So how do you that? Between your Source and Destination tasks, include a task called “Data conversion” and do the following for all columns that have text:
And in the destination task, you’ll have to make sure that the mapping section using the new output aliases that you defined in the “data conversion” step.
In this post, we learned about how to solve a common error that pops up when you try to import excel file to sql server using SSIS. Hope that helps.
Author: Paras Doshi
I spend a lot of time writing SQL code — and as a reader of this blog, You might be in the same boat. So any productivity gains that we could get here could go a long way. On that note, here’s a quick productivity tip: Learn to comment/uncomment multiple lines of SQL code using keyboard shortcut.
If you are using SQL Server Management Studio, it’s “CTRL-K followed by CTRL+C” for commenting AND “CTRL+K followed by CTRL+U” for uncommenting.
If you are using some other Data Management Software tool, I am sure you can find it using their HELP section or googling around.
Either ways, these shortcuts go a long way in making you more productive! What is your favorite productivity tip?
It’s been amazing to see the growth of Business Analytics community over the past couple of years as one of the chapter leaders on the PASS Business Analytics Virtual chapter…Here’s a data viz that I put together to analyze effectiveness of our marketing campaigns:
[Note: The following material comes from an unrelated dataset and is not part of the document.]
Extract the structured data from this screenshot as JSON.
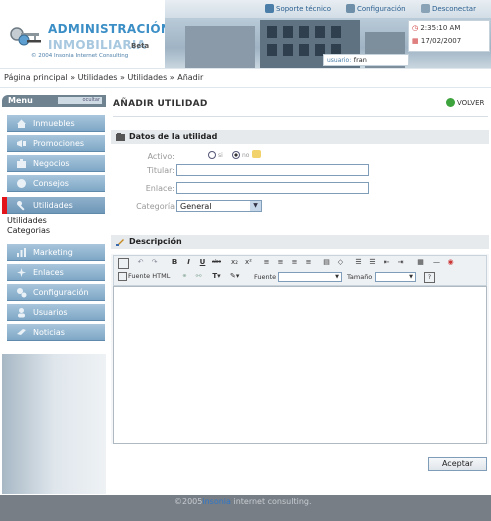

Here’s the chart:
May’14 = 100 attendees. Jun’15 = 223 attendees. % Diff = 123%
With this growth rate, we should have ~500 attendees in our future virtual chapter meeting in Jun 2016. Can’t wait! :)
A lot of work by Dan English (current president) and Melissa Demcsak (Immediate past president) went into growing this chapter!
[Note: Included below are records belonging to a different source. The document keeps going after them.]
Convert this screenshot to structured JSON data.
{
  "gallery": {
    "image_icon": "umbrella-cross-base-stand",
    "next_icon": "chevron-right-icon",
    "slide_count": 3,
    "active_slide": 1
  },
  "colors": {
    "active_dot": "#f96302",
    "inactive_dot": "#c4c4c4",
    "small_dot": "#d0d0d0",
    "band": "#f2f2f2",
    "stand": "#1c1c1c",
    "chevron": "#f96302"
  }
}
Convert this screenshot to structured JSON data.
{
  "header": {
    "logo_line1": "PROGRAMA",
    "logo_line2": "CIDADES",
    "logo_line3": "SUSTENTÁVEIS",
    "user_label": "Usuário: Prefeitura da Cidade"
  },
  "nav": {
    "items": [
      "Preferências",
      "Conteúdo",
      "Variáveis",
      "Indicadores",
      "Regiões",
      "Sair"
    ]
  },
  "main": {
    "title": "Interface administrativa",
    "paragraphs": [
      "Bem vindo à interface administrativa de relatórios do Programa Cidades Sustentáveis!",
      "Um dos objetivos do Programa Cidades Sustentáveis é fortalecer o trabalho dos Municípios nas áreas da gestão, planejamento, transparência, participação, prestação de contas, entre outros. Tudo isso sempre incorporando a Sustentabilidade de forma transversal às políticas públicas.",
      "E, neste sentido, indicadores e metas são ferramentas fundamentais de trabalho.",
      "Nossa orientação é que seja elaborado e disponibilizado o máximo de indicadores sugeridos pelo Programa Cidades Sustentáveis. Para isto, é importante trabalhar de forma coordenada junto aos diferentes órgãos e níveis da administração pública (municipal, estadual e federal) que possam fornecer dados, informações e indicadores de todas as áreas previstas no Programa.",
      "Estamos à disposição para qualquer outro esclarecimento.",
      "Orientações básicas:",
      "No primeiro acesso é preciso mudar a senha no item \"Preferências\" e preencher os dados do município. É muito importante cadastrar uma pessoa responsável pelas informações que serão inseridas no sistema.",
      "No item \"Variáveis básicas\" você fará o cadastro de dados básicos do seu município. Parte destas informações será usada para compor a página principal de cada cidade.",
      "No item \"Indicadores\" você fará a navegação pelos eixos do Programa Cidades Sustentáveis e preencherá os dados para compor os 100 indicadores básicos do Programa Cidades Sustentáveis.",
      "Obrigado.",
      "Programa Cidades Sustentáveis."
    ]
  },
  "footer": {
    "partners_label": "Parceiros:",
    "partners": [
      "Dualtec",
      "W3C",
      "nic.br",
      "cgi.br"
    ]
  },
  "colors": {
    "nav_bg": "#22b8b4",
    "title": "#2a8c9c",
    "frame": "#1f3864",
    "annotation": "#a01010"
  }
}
Looking at user’s first/last transaction details is a common requirement. So given that you have a “user_transaction_details” table which looks something like:
Transaction_id | user_id | transaction_date | purchase amount
How would get first/last transaction details for each user account?
Here’s a design pattern:
select AllTransactions.user_id,AllTransactions.purchase_amt from user_transaction_details AllTransactions inner join ( select user_id, min(transaction_timestamp) as first_transaction_timestamp from user_transaction_details group by user_id ) FirstTransaction on AllTransactions.user_id = FirstTransaction.user_id and AllTransactions.transaction_timestamp = FirstTransaction.first_transaction_timestamp
To get the last transaction details for each user account, replace min function with max and that should be it.
Note: Depending on your data model and how you used it in the join, it might be that there would be multiple rows marked as “first/last” transaction and so would want to spend some time figuring out how to deal with these multiple row situation especially if you’re planning to further join this data.
In this post, I shared a design pattern to write a SQL query to get first/last transaction details for each user account type.
Question for you:
How would you solve this problem? Share you query in the comments section!
Attention to detail is a key in creating SSRS reports/dashboards that look like a work of a professional; To that end, here’s a tip: How to capitalize the first letter in your string? In other words, how to Camel Case the Text?
Here’s the function that you can use in your SSRS Expressions:
|hello world||StrConv(“hello world”,3)||Hello World|
I hope that helps!
In this post we will see how to address the SSAS warning message: “The name specified for the attribute relationship differs from the name of the related attribute”, it’s not a critical waning but it’s always good to make sure that these warnings are addressed before going to production.
Usually this happens because attribute names were renamed after the relationships between attributes had already been defined.
To fix the warning messages:
1. Go to Attribute Relationships section for the dimension.
2. In the lower right corner, you should find list of relationships.The ones that cause the warning would have a blue squiggly line with a warning symbol on the arrow (example shown below):